- Showing 4 posts filed under: Indigenous [–] published between Aug 01, 2009 and Aug 31, 2009 [Show all]
Justice and an ethic of care
[Bloggingheads.tv] recently hosted an interesting discussion between two psychologists—Michael McCullough and Dacher Keltner–on the evolutionary role of revenge and its place in contemporary society.
The whole discussion is worth listening to but about 28 minutes into the videocast they discuss the idea of restorative justice, which takes repairing relationships to be central to the idea of justice. Repairing relationships is the main feature of an ethics of care as well, and it seems to me this is where an ethic of care is able to fill out our notion of justice.
For the love of the Amish: Japanese can’t get enough of the Plain-sect culture
When local Amish expert Donald Kraybill gave talks in Japan this past May, he noticed an amazing thing.

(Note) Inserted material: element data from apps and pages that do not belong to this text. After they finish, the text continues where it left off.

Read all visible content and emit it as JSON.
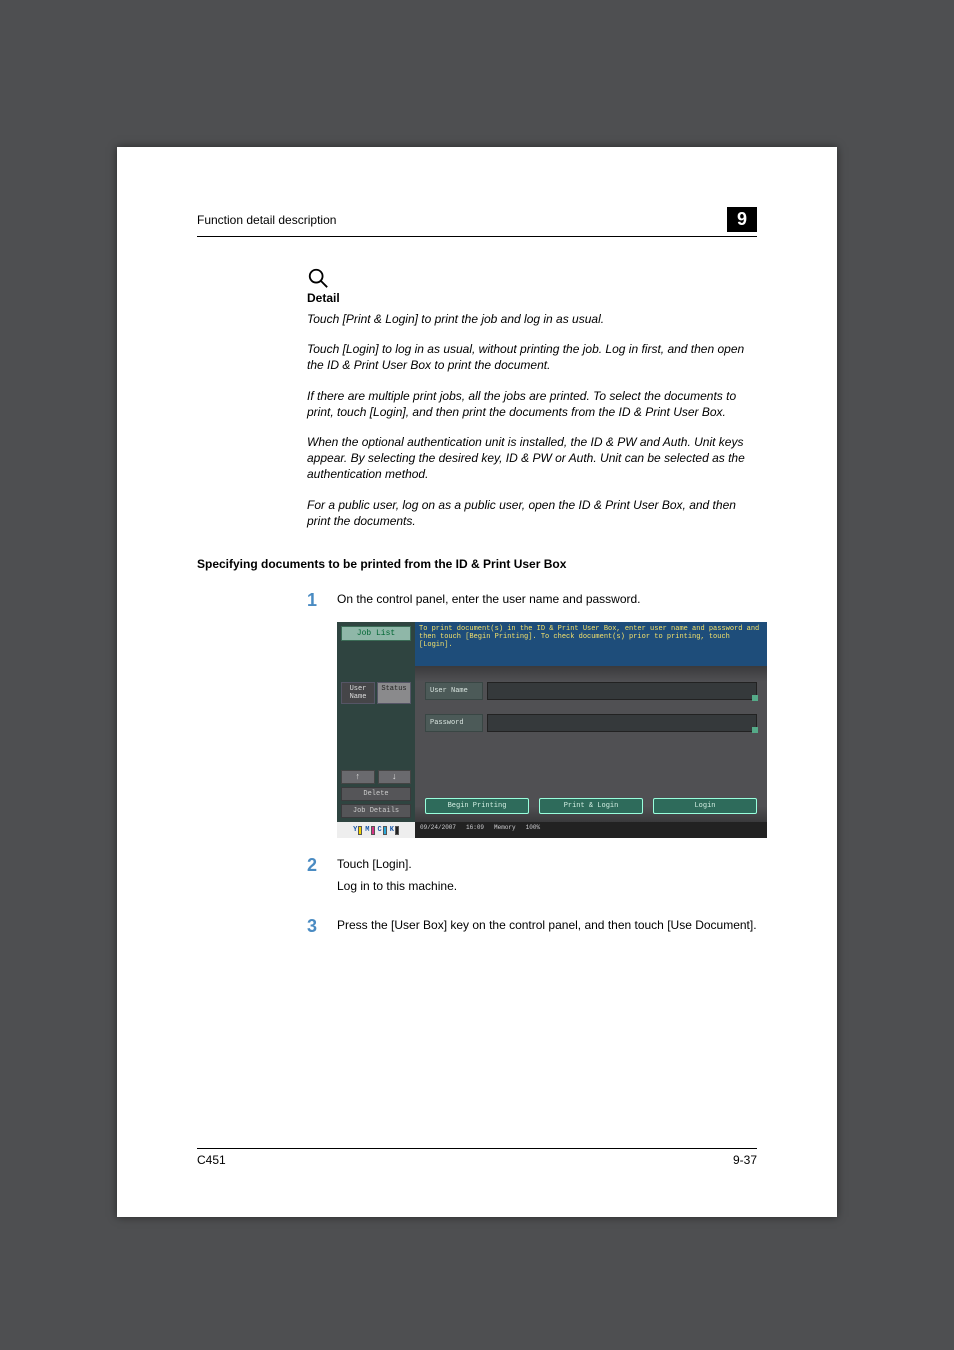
{
  "header": {
    "title": "Function detail description",
    "chapter": "9"
  },
  "detail": {
    "heading": "Detail",
    "paragraphs": [
      "Touch [Print & Login] to print the job and log in as usual.",
      "Touch [Login] to log in as usual, without printing the job. Log in first, and then open the ID & Print User Box to print the document.",
      "If there are multiple print jobs, all the jobs are printed. To select the documents to print, touch [Login], and then print the documents from the ID & Print User Box.",
      "When the optional authentication unit is installed, the ID & PW and Auth. Unit keys appear. By selecting the desired key, ID & PW or Auth. Unit can be selected as the authentication method.",
      "For a public user, log on as a public user, open the ID & Print User Box, and then print the documents."
    ]
  },
  "section_heading": "Specifying documents to be printed from the ID & Print User Box",
  "steps": [
    {
      "num": "1",
      "lines": [
        "On the control panel, enter the user name and password."
      ]
    },
    {
      "num": "2",
      "lines": [
        "Touch [Login].",
        "Log in to this machine."
      ]
    },
    {
      "num": "3",
      "lines": [
        "Press the [User Box] key on the control panel, and then touch [Use Document]."
      ]
    }
  ],
  "screenshot": {
    "job_list": "Job List",
    "message": "To print document(s) in the ID & Print User Box, enter user name and password and then touch [Begin Printing]. To check document(s) prior to printing, touch [Login].",
    "tabs": {
      "left": "User Name",
      "right": "Status"
    },
    "arrows": {
      "up": "↑",
      "down": "↓"
    },
    "left_buttons": {
      "delete": "Delete",
      "details": "Job Details"
    },
    "fields": {
      "username": "User Name",
      "password": "Password"
    },
    "actions": {
      "begin": "Begin Printing",
      "printlogin": "Print & Login",
      "login": "Login"
    },
    "toner": {
      "y": "Y",
      "m": "M",
      "c": "C",
      "k": "K"
    },
    "status": {
      "date": "09/24/2007",
      "time": "16:09",
      "mem_label": "Memory",
      "mem_val": "100%"
    }
  },
  "footer": {
    "left": "C451",
    "right": "9-37"
  }
}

His audiences appeared to be made up of row upon row of surgeons.
The people behind the white masks weren't really doctors, it turned out — they were simply trying to protect themselves during a swine flu scare.
Their fears didn't keep them out of the lecture halls, however. The Japanese have long been fascinated with the Old Order Amish.
The love affair continues to bloom; in fact, it might not be an overstatement to call this Japan's Summer of the Amish.
Restorative justice and tribal law
...."Restorative justice” as used here is distinct from the term as commonly understood and applied. The traditional concept is distinct, also, from how the term is used in the Navajo Nation Code. Whereas the term in the American justice system has become greatly simplified and come to mean non-convictions, no jail and no fines, restorative justice in traditional Indian justice is used in the literal sense, to “restore” in conformity with justice principles. Wrongdoers, those who are harmed, and their affected communities are engaged in search of solutions that promote repair and rebuilding. Convictions, detention, and penalties in support of personal responsibility and community safety are not excluded....
Gacaca's end and its legacy
The Rwandan government announced today that it will stop taking new gacaca cases as of July 31st and that it intends to wind down gacaca operations within five months. Gacaca is a traditional local justice procedure (gacaca roughly means “justice on the grass” in Kinyarwanda) that the government modified to process the staggering number of low-level genocide cases and help reconcile perpetrators with their communities. Starting in 2002, the Rwandans began operating a system of more than 10,000 gacaca courts. Regardless of what one may think about its merits, the gacaca experience has represented a Herculean task with hundreds of thousands of cases processed in the past few years. In the words of Lars Waldorf, it was mass justice for mass atrocity. But was it successful? I was asked today on the BBC World Service (interview starts at the 18:53 mark) about gacaca’s legacy and I noted that it was mixed.